WHAT TO WORK ON -
Copy every entry below exactly as it appears, leaving out the images.

DATA TO USE -
⟨

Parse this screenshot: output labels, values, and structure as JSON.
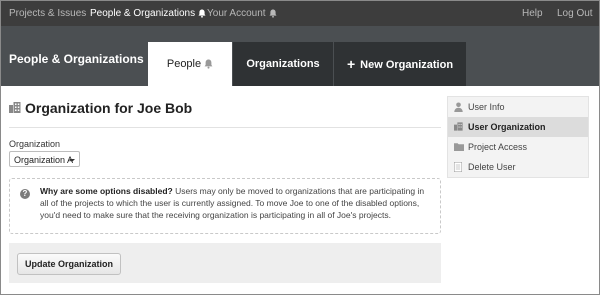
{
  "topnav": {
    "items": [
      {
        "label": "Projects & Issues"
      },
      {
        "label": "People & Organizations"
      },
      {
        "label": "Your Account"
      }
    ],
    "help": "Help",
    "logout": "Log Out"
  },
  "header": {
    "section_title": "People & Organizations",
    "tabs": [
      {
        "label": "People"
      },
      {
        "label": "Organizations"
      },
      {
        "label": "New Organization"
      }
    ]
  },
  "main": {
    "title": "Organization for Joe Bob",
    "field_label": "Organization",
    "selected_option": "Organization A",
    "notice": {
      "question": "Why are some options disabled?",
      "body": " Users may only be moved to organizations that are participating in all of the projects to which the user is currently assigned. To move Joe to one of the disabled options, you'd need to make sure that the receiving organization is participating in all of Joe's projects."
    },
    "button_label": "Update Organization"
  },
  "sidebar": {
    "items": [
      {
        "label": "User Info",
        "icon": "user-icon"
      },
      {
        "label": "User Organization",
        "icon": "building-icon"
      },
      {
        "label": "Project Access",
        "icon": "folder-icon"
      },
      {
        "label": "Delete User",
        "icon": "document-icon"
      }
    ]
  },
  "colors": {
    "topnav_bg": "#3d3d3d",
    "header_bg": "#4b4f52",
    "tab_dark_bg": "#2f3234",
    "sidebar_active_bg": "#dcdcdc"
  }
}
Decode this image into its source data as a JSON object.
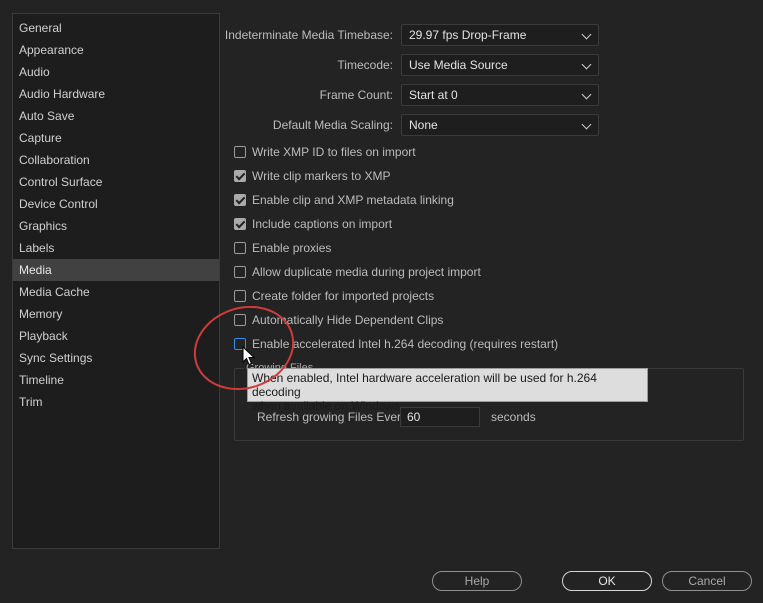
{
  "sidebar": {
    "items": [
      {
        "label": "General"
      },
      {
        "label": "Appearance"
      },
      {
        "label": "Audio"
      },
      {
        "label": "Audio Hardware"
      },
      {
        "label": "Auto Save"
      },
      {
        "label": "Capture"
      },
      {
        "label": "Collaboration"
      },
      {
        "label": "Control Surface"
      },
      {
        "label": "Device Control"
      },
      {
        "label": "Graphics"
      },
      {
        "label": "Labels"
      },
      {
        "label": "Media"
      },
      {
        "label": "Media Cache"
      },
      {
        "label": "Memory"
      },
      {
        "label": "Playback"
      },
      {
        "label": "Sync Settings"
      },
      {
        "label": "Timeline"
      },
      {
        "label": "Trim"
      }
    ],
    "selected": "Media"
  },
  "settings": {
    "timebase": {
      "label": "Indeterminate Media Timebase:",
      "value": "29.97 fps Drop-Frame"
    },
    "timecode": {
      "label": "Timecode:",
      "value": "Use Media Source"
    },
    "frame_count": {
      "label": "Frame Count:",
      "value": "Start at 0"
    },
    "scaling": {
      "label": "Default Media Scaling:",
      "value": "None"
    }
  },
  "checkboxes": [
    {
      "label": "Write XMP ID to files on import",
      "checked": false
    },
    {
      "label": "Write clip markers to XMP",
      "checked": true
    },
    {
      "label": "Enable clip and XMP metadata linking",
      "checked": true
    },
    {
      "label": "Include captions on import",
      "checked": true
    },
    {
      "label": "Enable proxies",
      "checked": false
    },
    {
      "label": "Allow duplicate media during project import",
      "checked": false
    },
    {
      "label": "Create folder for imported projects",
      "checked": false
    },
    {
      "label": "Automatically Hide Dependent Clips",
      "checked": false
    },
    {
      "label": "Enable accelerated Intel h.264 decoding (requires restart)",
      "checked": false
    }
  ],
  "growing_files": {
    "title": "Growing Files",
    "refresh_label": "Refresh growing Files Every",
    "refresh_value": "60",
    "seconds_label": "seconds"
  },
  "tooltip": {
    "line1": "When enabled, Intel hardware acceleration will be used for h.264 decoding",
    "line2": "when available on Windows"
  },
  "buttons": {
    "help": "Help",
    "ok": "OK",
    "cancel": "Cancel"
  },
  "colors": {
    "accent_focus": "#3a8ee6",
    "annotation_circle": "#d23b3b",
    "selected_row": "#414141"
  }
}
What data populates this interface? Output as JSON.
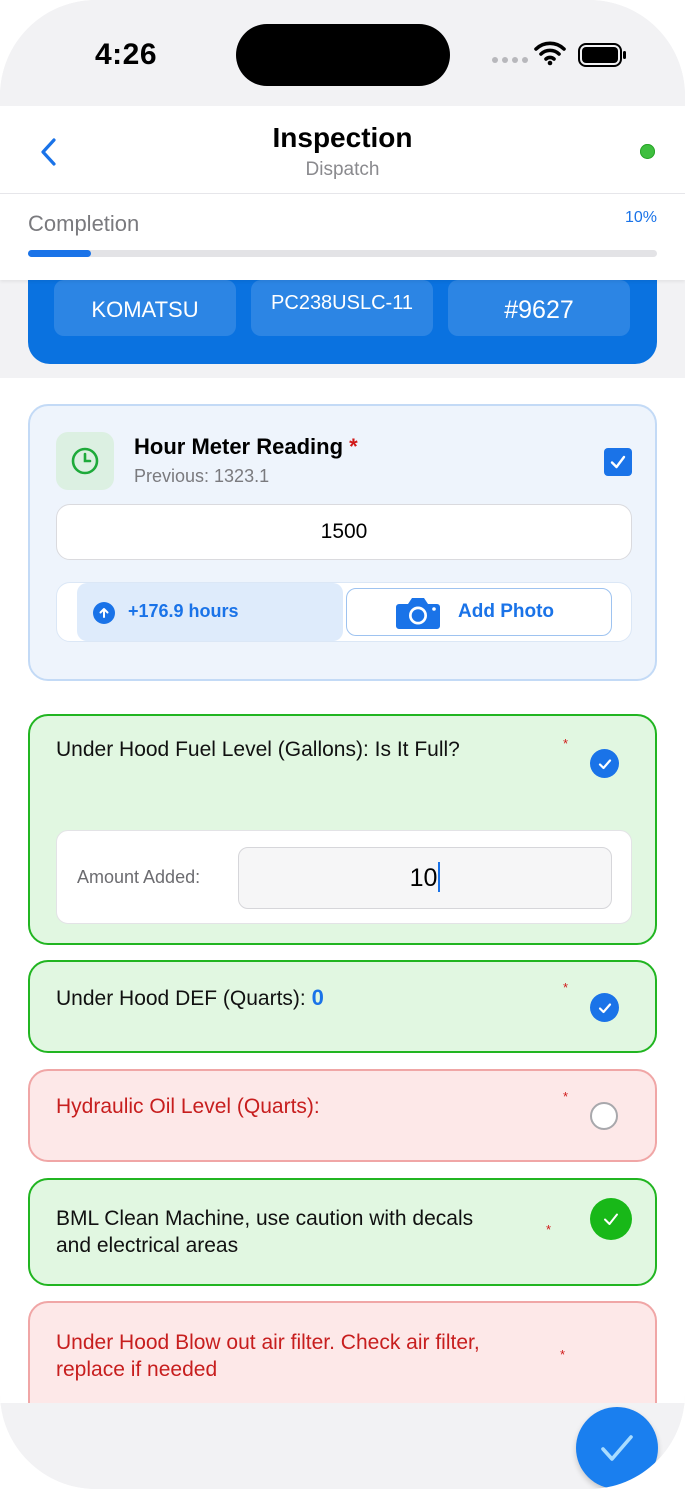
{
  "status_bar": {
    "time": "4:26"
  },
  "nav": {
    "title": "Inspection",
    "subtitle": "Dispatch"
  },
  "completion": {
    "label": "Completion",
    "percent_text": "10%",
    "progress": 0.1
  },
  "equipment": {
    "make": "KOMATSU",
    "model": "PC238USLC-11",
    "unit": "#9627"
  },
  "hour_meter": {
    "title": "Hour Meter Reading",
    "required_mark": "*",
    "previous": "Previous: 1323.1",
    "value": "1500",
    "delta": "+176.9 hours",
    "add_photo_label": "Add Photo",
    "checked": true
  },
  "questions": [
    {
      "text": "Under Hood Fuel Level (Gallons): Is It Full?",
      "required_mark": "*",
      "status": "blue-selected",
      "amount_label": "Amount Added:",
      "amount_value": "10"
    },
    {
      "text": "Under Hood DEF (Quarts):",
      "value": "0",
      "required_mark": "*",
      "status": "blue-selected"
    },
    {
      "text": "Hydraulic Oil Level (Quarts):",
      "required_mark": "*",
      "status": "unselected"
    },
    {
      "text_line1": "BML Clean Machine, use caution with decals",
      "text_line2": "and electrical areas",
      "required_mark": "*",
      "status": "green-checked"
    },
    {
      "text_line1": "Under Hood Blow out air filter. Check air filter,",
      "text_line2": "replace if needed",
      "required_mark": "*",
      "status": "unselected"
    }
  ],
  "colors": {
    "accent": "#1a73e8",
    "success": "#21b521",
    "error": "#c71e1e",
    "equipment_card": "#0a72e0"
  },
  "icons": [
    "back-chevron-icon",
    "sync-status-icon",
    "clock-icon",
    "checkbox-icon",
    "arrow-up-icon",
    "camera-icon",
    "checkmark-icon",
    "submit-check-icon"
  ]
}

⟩

COMPLETED EXERCISE -
Parse this screenshot: output labels, values, and structure as JSON.
{
  "topnav": {
    "items": [
      {
        "label": "Projects & Issues"
      },
      {
        "label": "People & Organizations"
      },
      {
        "label": "Your Account"
      }
    ],
    "help": "Help",
    "logout": "Log Out"
  },
  "header": {
    "section_title": "People & Organizations",
    "tabs": [
      {
        "label": "People"
      },
      {
        "label": "Organizations"
      },
      {
        "label": "New Organization"
      }
    ]
  },
  "main": {
    "title": "Organization for Joe Bob",
    "field_label": "Organization",
    "selected_option": "Organization A",
    "notice": {
      "question": "Why are some options disabled?",
      "body": " Users may only be moved to organizations that are participating in all of the projects to which the user is currently assigned. To move Joe to one of the disabled options, you'd need to make sure that the receiving organization is participating in all of Joe's projects."
    },
    "button_label": "Update Organization"
  },
  "sidebar": {
    "items": [
      {
        "label": "User Info",
        "icon": "user-icon"
      },
      {
        "label": "User Organization",
        "icon": "building-icon"
      },
      {
        "label": "Project Access",
        "icon": "folder-icon"
      },
      {
        "label": "Delete User",
        "icon": "document-icon"
      }
    ]
  },
  "colors": {
    "topnav_bg": "#3d3d3d",
    "header_bg": "#4b4f52",
    "tab_dark_bg": "#2f3234",
    "sidebar_active_bg": "#dcdcdc"
  }
}
Decode this image into its source data as a JSON object.
{
  "sidebar": {
    "items": [
      {
        "label": "General"
      },
      {
        "label": "Appearance"
      },
      {
        "label": "Audio"
      },
      {
        "label": "Audio Hardware"
      },
      {
        "label": "Auto Save"
      },
      {
        "label": "Capture"
      },
      {
        "label": "Collaboration"
      },
      {
        "label": "Control Surface"
      },
      {
        "label": "Device Control"
      },
      {
        "label": "Graphics"
      },
      {
        "label": "Labels"
      },
      {
        "label": "Media"
      },
      {
        "label": "Media Cache"
      },
      {
        "label": "Memory"
      },
      {
        "label": "Playback"
      },
      {
        "label": "Sync Settings"
      },
      {
        "label": "Timeline"
      },
      {
        "label": "Trim"
      }
    ],
    "selected": "Media"
  },
  "settings": {
    "timebase": {
      "label": "Indeterminate Media Timebase:",
      "value": "29.97 fps Drop-Frame"
    },
    "timecode": {
      "label": "Timecode:",
      "value": "Use Media Source"
    },
    "frame_count": {
      "label": "Frame Count:",
      "value": "Start at 0"
    },
    "scaling": {
      "label": "Default Media Scaling:",
      "value": "None"
    }
  },
  "checkboxes": [
    {
      "label": "Write XMP ID to files on import",
      "checked": false
    },
    {
      "label": "Write clip markers to XMP",
      "checked": true
    },
    {
      "label": "Enable clip and XMP metadata linking",
      "checked": true
    },
    {
      "label": "Include captions on import",
      "checked": true
    },
    {
      "label": "Enable proxies",
      "checked": false
    },
    {
      "label": "Allow duplicate media during project import",
      "checked": false
    },
    {
      "label": "Create folder for imported projects",
      "checked": false
    },
    {
      "label": "Automatically Hide Dependent Clips",
      "checked": false
    },
    {
      "label": "Enable accelerated Intel h.264 decoding (requires restart)",
      "checked": false
    }
  ],
  "growing_files": {
    "title": "Growing Files",
    "refresh_label": "Refresh growing Files Every",
    "refresh_value": "60",
    "seconds_label": "seconds"
  },
  "tooltip": {
    "line1": "When enabled, Intel hardware acceleration will be used for h.264 decoding",
    "line2": "when available on Windows"
  },
  "buttons": {
    "help": "Help",
    "ok": "OK",
    "cancel": "Cancel"
  },
  "colors": {
    "accent_focus": "#3a8ee6",
    "annotation_circle": "#d23b3b",
    "selected_row": "#414141"
  }
}
What data populates this interface? Output as JSON.
{
  "status_bar": {
    "time": "4:26"
  },
  "nav": {
    "title": "Inspection",
    "subtitle": "Dispatch"
  },
  "completion": {
    "label": "Completion",
    "percent_text": "10%",
    "progress": 0.1
  },
  "equipment": {
    "make": "KOMATSU",
    "model": "PC238USLC-11",
    "unit": "#9627"
  },
  "hour_meter": {
    "title": "Hour Meter Reading",
    "required_mark": "*",
    "previous": "Previous: 1323.1",
    "value": "1500",
    "delta": "+176.9 hours",
    "add_photo_label": "Add Photo",
    "checked": true
  },
  "questions": [
    {
      "text": "Under Hood Fuel Level (Gallons): Is It Full?",
      "required_mark": "*",
      "status": "blue-selected",
      "amount_label": "Amount Added:",
      "amount_value": "10"
    },
    {
      "text": "Under Hood DEF (Quarts):",
      "value": "0",
      "required_mark": "*",
      "status": "blue-selected"
    },
    {
      "text": "Hydraulic Oil Level (Quarts):",
      "required_mark": "*",
      "status": "unselected"
    },
    {
      "text_line1": "BML Clean Machine, use caution with decals",
      "text_line2": "and electrical areas",
      "required_mark": "*",
      "status": "green-checked"
    },
    {
      "text_line1": "Under Hood Blow out air filter. Check air filter,",
      "text_line2": "replace if needed",
      "required_mark": "*",
      "status": "unselected"
    }
  ],
  "colors": {
    "accent": "#1a73e8",
    "success": "#21b521",
    "error": "#c71e1e",
    "equipment_card": "#0a72e0"
  },
  "icons": [
    "back-chevron-icon",
    "sync-status-icon",
    "clock-icon",
    "checkbox-icon",
    "arrow-up-icon",
    "camera-icon",
    "checkmark-icon",
    "submit-check-icon"
  ]
}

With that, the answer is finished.